=== Section Start ===
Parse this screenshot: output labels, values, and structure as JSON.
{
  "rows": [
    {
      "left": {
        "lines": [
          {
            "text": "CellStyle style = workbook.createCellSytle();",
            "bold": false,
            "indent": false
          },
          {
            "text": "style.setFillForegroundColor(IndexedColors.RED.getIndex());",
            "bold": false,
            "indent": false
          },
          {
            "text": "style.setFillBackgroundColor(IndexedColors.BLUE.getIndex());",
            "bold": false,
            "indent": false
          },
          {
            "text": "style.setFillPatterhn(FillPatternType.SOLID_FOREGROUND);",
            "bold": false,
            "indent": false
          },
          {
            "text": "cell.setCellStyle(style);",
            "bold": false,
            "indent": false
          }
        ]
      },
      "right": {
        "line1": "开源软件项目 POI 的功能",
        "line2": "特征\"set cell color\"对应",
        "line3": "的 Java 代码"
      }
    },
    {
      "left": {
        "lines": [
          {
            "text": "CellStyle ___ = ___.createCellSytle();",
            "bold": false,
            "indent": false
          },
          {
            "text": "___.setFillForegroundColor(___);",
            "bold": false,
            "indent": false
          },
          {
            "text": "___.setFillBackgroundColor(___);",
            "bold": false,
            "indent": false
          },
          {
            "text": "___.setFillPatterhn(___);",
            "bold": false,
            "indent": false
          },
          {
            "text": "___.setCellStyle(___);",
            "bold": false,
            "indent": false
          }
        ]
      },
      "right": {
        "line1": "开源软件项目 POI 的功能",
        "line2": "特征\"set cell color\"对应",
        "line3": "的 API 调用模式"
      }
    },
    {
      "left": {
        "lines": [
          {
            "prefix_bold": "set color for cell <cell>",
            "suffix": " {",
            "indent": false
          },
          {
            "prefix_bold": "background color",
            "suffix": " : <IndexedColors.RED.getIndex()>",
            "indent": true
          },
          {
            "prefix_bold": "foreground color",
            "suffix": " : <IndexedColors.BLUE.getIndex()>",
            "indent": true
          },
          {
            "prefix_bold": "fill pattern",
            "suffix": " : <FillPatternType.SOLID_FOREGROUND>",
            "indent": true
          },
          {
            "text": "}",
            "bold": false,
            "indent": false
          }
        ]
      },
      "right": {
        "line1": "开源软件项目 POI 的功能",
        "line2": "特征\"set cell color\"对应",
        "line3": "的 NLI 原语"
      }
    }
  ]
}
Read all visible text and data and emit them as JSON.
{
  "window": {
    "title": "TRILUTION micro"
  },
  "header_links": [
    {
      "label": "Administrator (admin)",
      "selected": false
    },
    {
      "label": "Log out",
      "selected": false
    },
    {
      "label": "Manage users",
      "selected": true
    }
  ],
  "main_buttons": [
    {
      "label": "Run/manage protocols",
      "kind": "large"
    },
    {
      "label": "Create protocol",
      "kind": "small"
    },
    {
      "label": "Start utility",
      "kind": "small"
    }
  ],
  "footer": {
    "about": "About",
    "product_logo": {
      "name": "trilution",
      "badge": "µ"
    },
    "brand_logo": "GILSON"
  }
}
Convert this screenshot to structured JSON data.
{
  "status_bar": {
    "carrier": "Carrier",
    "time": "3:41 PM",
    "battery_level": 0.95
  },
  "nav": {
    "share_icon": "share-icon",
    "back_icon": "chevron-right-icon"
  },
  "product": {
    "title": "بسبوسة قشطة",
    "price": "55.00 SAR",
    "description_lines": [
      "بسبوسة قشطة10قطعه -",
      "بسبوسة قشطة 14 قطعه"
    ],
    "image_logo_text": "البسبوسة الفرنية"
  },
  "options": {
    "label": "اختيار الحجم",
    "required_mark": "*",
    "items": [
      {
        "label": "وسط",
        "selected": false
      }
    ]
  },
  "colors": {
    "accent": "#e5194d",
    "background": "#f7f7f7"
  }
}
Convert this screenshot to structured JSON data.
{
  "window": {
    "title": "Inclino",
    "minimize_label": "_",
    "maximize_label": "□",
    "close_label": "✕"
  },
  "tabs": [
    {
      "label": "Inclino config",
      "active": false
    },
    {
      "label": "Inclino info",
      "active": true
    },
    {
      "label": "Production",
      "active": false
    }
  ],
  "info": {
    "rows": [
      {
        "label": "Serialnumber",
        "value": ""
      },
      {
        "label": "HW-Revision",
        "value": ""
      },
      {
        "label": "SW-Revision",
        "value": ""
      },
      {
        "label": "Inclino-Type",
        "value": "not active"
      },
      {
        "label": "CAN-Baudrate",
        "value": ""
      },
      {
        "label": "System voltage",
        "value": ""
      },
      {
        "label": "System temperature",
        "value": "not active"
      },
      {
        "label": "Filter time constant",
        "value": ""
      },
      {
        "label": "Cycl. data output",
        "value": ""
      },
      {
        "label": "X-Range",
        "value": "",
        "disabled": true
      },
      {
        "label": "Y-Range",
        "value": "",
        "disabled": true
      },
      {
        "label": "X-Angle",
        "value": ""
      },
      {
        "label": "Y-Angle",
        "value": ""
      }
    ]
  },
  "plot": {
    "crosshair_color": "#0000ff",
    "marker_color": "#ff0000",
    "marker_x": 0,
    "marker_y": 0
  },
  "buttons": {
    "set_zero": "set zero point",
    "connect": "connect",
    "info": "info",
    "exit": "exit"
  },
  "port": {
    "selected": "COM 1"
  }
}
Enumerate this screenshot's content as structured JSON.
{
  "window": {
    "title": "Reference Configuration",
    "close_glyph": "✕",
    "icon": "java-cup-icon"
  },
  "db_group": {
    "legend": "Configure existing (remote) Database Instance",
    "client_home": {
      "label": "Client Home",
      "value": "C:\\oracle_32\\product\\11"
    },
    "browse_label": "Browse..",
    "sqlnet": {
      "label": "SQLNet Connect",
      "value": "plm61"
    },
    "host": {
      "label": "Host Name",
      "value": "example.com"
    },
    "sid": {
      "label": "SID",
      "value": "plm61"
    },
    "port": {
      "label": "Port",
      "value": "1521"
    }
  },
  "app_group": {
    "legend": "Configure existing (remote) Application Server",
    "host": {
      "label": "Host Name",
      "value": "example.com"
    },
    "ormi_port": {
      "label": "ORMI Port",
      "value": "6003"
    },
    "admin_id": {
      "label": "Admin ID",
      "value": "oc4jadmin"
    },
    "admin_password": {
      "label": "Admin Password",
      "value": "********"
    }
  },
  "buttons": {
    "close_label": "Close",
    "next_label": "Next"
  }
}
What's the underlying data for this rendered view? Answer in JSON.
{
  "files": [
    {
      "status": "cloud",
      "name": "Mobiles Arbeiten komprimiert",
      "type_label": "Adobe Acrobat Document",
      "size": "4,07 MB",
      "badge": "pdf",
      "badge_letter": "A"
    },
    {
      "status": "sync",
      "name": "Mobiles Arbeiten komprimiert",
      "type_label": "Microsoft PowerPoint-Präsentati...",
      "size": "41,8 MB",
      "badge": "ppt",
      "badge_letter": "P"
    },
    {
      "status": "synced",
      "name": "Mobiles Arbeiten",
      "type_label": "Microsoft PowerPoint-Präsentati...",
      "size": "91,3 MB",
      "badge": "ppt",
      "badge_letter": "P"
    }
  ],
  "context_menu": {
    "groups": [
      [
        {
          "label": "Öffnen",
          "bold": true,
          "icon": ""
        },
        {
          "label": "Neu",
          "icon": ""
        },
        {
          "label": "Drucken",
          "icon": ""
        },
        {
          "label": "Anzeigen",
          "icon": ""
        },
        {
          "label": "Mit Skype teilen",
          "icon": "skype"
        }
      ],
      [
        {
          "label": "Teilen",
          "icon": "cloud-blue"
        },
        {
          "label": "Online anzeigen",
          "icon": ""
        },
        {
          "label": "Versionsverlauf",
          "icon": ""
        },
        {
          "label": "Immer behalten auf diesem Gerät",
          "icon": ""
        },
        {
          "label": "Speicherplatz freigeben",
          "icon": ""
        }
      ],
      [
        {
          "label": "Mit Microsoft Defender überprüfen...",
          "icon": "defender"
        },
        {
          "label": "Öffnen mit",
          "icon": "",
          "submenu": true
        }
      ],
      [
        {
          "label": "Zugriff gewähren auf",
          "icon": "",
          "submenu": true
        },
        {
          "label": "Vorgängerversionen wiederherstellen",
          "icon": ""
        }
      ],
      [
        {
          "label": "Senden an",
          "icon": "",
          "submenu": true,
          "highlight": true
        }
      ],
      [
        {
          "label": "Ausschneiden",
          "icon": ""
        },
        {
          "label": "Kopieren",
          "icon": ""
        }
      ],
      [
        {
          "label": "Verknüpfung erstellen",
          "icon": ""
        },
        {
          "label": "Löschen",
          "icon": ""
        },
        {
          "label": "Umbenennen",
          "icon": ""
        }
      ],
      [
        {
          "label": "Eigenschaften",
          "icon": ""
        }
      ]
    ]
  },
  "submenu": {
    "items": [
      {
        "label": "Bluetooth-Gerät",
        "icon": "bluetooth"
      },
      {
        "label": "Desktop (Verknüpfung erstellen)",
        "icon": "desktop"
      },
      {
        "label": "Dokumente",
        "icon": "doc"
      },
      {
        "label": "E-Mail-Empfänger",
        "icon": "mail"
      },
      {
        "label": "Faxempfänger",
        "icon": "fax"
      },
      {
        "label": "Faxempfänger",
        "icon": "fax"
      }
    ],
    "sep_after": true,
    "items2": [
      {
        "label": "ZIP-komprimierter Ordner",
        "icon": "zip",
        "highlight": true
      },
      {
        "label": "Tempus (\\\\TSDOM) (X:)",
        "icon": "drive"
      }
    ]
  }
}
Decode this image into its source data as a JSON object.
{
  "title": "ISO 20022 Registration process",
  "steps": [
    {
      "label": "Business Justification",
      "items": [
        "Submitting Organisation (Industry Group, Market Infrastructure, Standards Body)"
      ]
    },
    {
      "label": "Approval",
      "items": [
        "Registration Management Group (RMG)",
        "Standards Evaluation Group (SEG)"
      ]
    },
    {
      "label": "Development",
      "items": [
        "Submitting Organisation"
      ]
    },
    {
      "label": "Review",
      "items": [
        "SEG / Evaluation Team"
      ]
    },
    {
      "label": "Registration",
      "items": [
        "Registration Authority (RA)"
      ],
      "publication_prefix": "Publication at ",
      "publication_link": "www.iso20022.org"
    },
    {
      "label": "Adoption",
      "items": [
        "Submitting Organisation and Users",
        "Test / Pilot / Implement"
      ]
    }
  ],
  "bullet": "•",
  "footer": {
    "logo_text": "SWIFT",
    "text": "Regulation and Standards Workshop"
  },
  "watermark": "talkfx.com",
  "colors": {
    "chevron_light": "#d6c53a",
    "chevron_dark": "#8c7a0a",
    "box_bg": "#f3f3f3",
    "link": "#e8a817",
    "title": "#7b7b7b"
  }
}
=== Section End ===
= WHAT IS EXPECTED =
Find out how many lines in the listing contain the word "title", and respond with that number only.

= SOLVED EXERCISE =
6